### ACTIVITY
Copy every line of the data exactly, keeping out any picture.
*** ENTRIES PROVIDED Section Begins ***
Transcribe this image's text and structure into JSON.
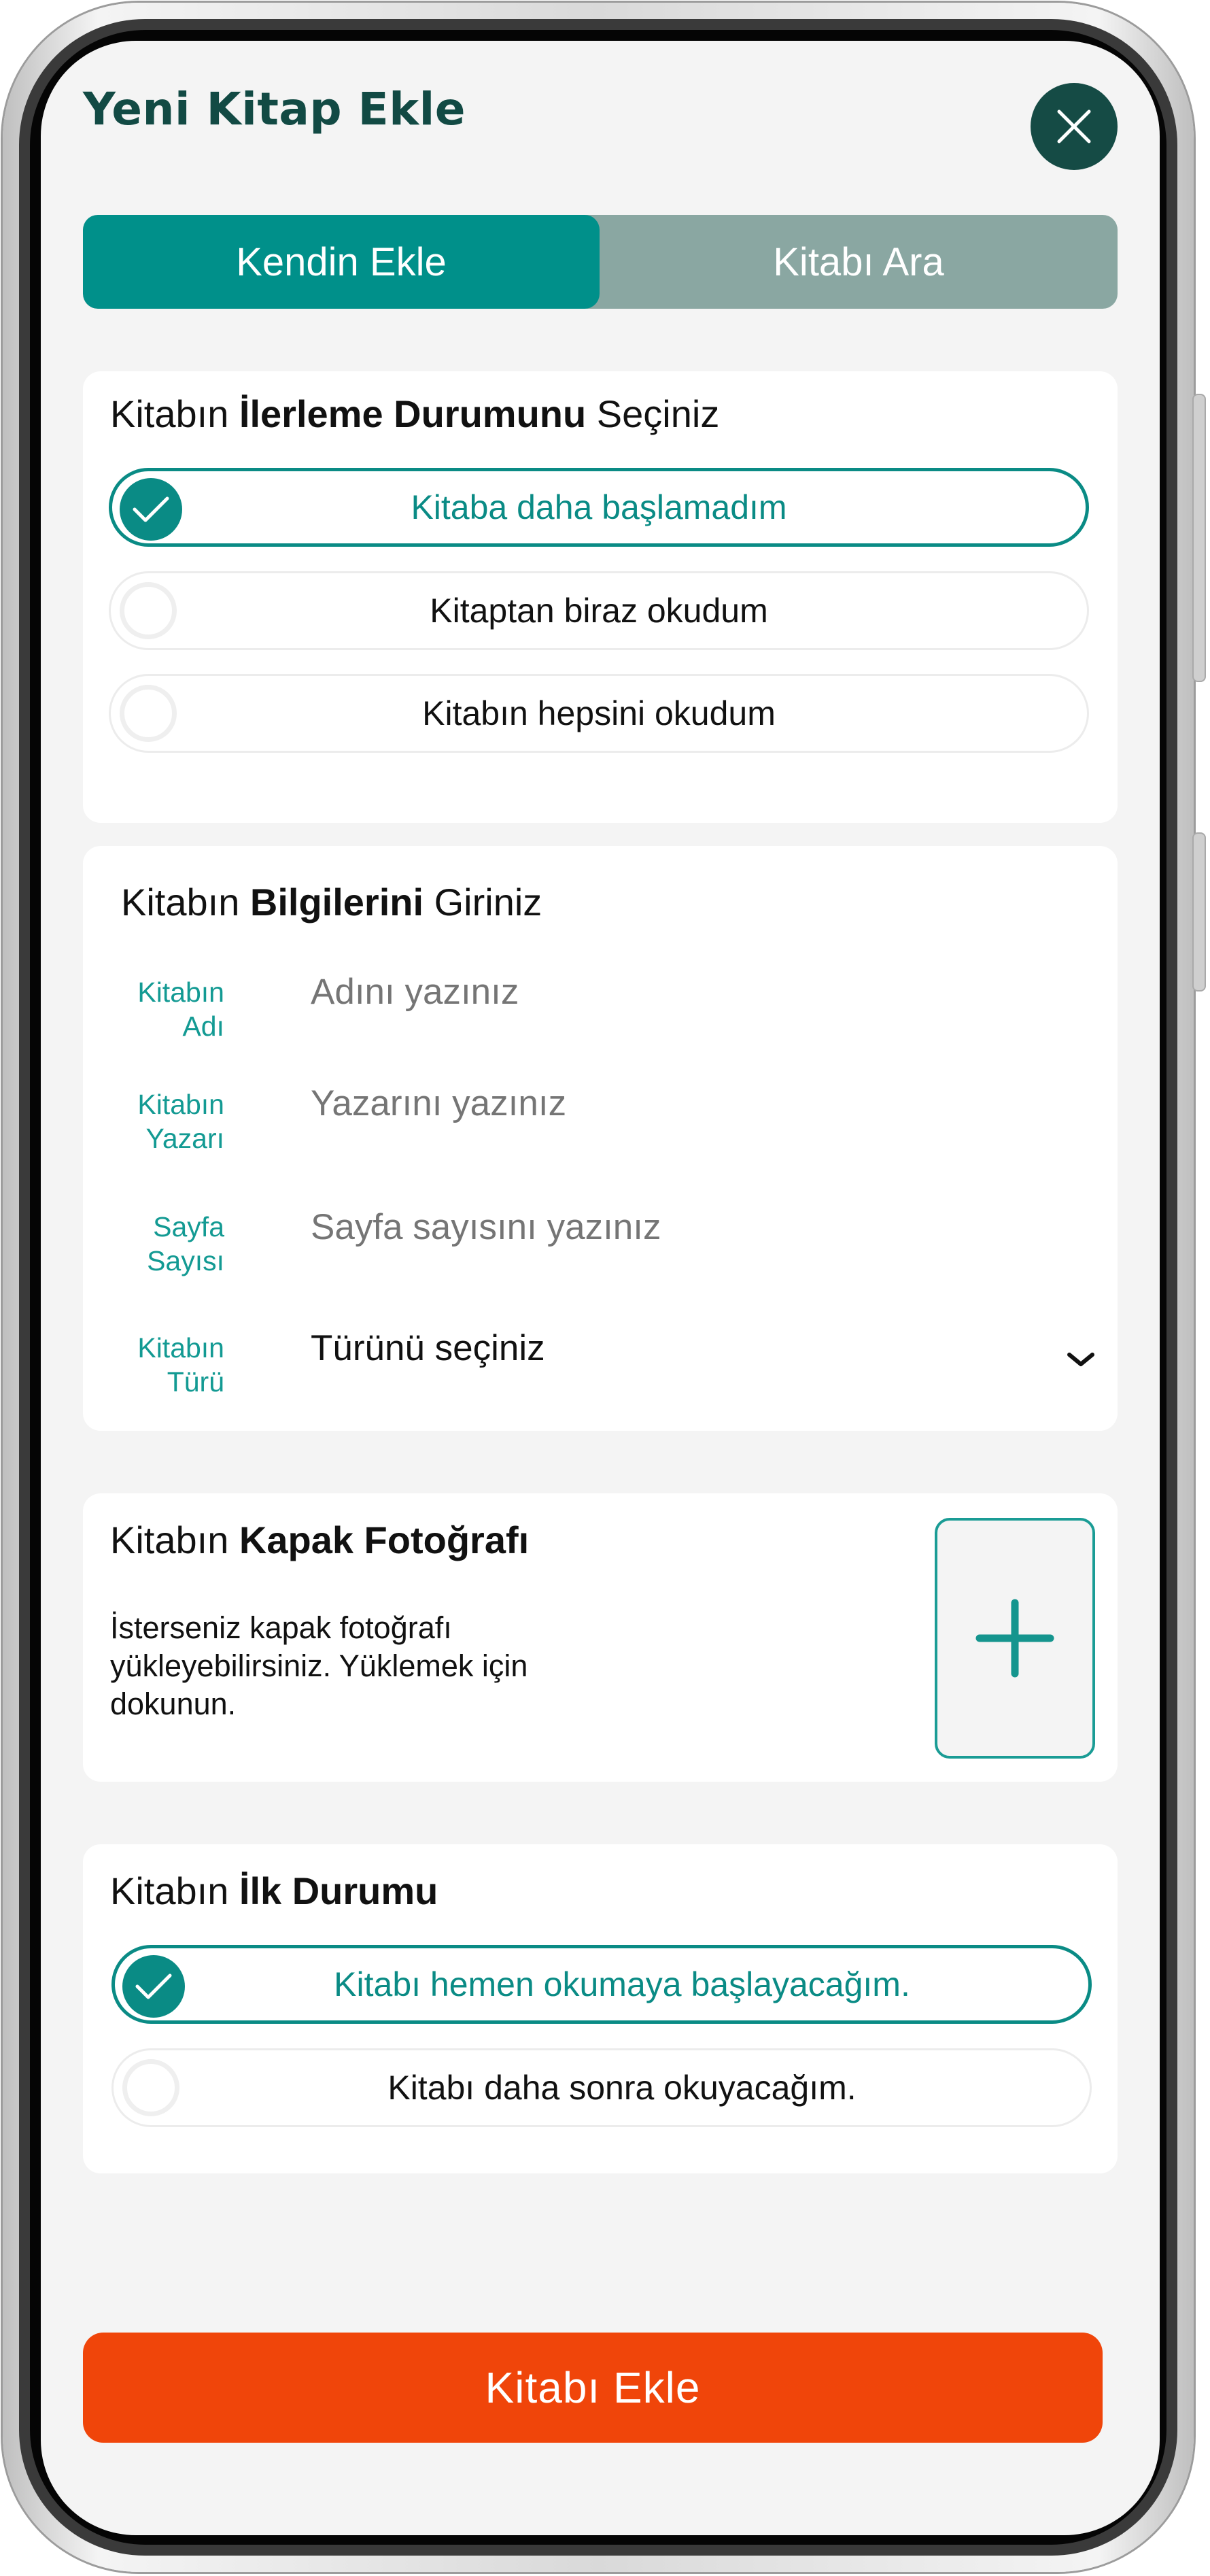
{
  "header": {
    "title": "Yeni Kitap Ekle",
    "close_icon": "close-icon"
  },
  "tabs": [
    {
      "label": "Kendin Ekle",
      "active": true
    },
    {
      "label": "Kitabı Ara",
      "active": false
    }
  ],
  "progress_section": {
    "title_pre": "Kitabın ",
    "title_bold": "İlerleme Durumunu",
    "title_post": " Seçiniz",
    "options": [
      {
        "label": "Kitaba daha başlamadım",
        "selected": true
      },
      {
        "label": "Kitaptan biraz okudum",
        "selected": false
      },
      {
        "label": "Kitabın hepsini okudum",
        "selected": false
      }
    ]
  },
  "info_section": {
    "title_pre": "Kitabın ",
    "title_bold": "Bilgilerini",
    "title_post": " Giriniz",
    "fields": [
      {
        "label_line1": "Kitabın",
        "label_line2": "Adı",
        "placeholder": "Adını yazınız"
      },
      {
        "label_line1": "Kitabın",
        "label_line2": "Yazarı",
        "placeholder": "Yazarını yazınız"
      },
      {
        "label_line1": "Sayfa",
        "label_line2": "Sayısı",
        "placeholder": "Sayfa sayısını yazınız"
      },
      {
        "label_line1": "Kitabın",
        "label_line2": "Türü",
        "placeholder": "Türünü seçiniz"
      }
    ]
  },
  "cover_section": {
    "title_pre": "Kitabın ",
    "title_bold": "Kapak Fotoğrafı",
    "description": "İsterseniz kapak fotoğrafı yükleyebilirsiniz. Yüklemek için dokunun.",
    "add_icon": "plus-icon"
  },
  "status_section": {
    "title_pre": "Kitabın ",
    "title_bold": "İlk Durumu",
    "options": [
      {
        "label": "Kitabı hemen okumaya başlayacağım.",
        "selected": true
      },
      {
        "label": "Kitabı daha sonra okuyacağım.",
        "selected": false
      }
    ]
  },
  "submit": {
    "label": "Kitabı Ekle"
  },
  "colors": {
    "primary": "#00908a",
    "dark_green": "#154b45",
    "inactive_tab": "#8aa7a2",
    "submit": "#f0450a",
    "background": "#f4f4f4"
  }
}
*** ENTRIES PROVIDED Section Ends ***
### RESPONSE TO THIS EXERCISE
Transcribe this image's text and structure into JSON.
{
  "header": {
    "title": "Yeni Kitap Ekle",
    "close_icon": "close-icon"
  },
  "tabs": [
    {
      "label": "Kendin Ekle",
      "active": true
    },
    {
      "label": "Kitabı Ara",
      "active": false
    }
  ],
  "progress_section": {
    "title_pre": "Kitabın ",
    "title_bold": "İlerleme Durumunu",
    "title_post": " Seçiniz",
    "options": [
      {
        "label": "Kitaba daha başlamadım",
        "selected": true
      },
      {
        "label": "Kitaptan biraz okudum",
        "selected": false
      },
      {
        "label": "Kitabın hepsini okudum",
        "selected": false
      }
    ]
  },
  "info_section": {
    "title_pre": "Kitabın ",
    "title_bold": "Bilgilerini",
    "title_post": " Giriniz",
    "fields": [
      {
        "label_line1": "Kitabın",
        "label_line2": "Adı",
        "placeholder": "Adını yazınız"
      },
      {
        "label_line1": "Kitabın",
        "label_line2": "Yazarı",
        "placeholder": "Yazarını yazınız"
      },
      {
        "label_line1": "Sayfa",
        "label_line2": "Sayısı",
        "placeholder": "Sayfa sayısını yazınız"
      },
      {
        "label_line1": "Kitabın",
        "label_line2": "Türü",
        "placeholder": "Türünü seçiniz"
      }
    ]
  },
  "cover_section": {
    "title_pre": "Kitabın ",
    "title_bold": "Kapak Fotoğrafı",
    "description": "İsterseniz kapak fotoğrafı yükleyebilirsiniz. Yüklemek için dokunun.",
    "add_icon": "plus-icon"
  },
  "status_section": {
    "title_pre": "Kitabın ",
    "title_bold": "İlk Durumu",
    "options": [
      {
        "label": "Kitabı hemen okumaya başlayacağım.",
        "selected": true
      },
      {
        "label": "Kitabı daha sonra okuyacağım.",
        "selected": false
      }
    ]
  },
  "submit": {
    "label": "Kitabı Ekle"
  },
  "colors": {
    "primary": "#00908a",
    "dark_green": "#154b45",
    "inactive_tab": "#8aa7a2",
    "submit": "#f0450a",
    "background": "#f4f4f4"
  }
}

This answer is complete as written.